If the image isn't accessible directly via HTTP, you can use CF to serve it. Your CF page would have the CFCONTENT tag as you showed in your original post, then you'd use IMG tags in other pages pointing to that CF page:
You wouldn't need the CFHEADER to specify it as an attachment, though - that's only for when you want to prompt the user to download a file without having it handled natively by the browser.
Dave Watts, CTO, Fig Leaf Software
Awesome, that actually worked really well. i didn't know you could do that.
Is there a way to do something similar to documents: so say a pdf or word loads in the browser as opposed to download as well
The same technique works just as well with any type of content, pdf, word, excel, ectra.
But whether it will open in the browser or be a download depends greatly on the user, what browser they are using, what plugins they have in that browser and how they have it configured.
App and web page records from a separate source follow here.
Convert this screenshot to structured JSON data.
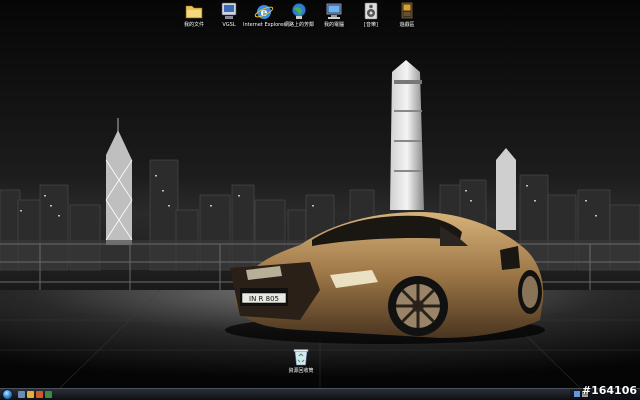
{
  "desktop_icons": [
    {
      "label": "我的文件",
      "icon": "folder-icon"
    },
    {
      "label": "VGSL",
      "icon": "program-icon"
    },
    {
      "label": "Internet Explorer",
      "icon": "ie-icon"
    },
    {
      "label": "網路上的芳鄰",
      "icon": "network-icon"
    },
    {
      "label": "我的電腦",
      "icon": "computer-icon"
    },
    {
      "label": "[音樂]",
      "icon": "music-icon"
    },
    {
      "label": "遊戲區",
      "icon": "games-icon"
    }
  ],
  "recycle_bin": {
    "label": "資源回收筒",
    "icon": "recycle-bin-icon"
  },
  "wallpaper": {
    "plate_text": "IN R 805",
    "accent": "#b08a5a"
  },
  "taskbar": {
    "start_icon": "windows-orb-icon"
  },
  "watermark": "#164106"
}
But, of course, all of that is out of your control. The most you can do is use the code provided to suggest how the browser should handle the content.
It might also be worth you looking into the CFIMAGE tag with the action="flushtobrowser" attribute, just for completeness.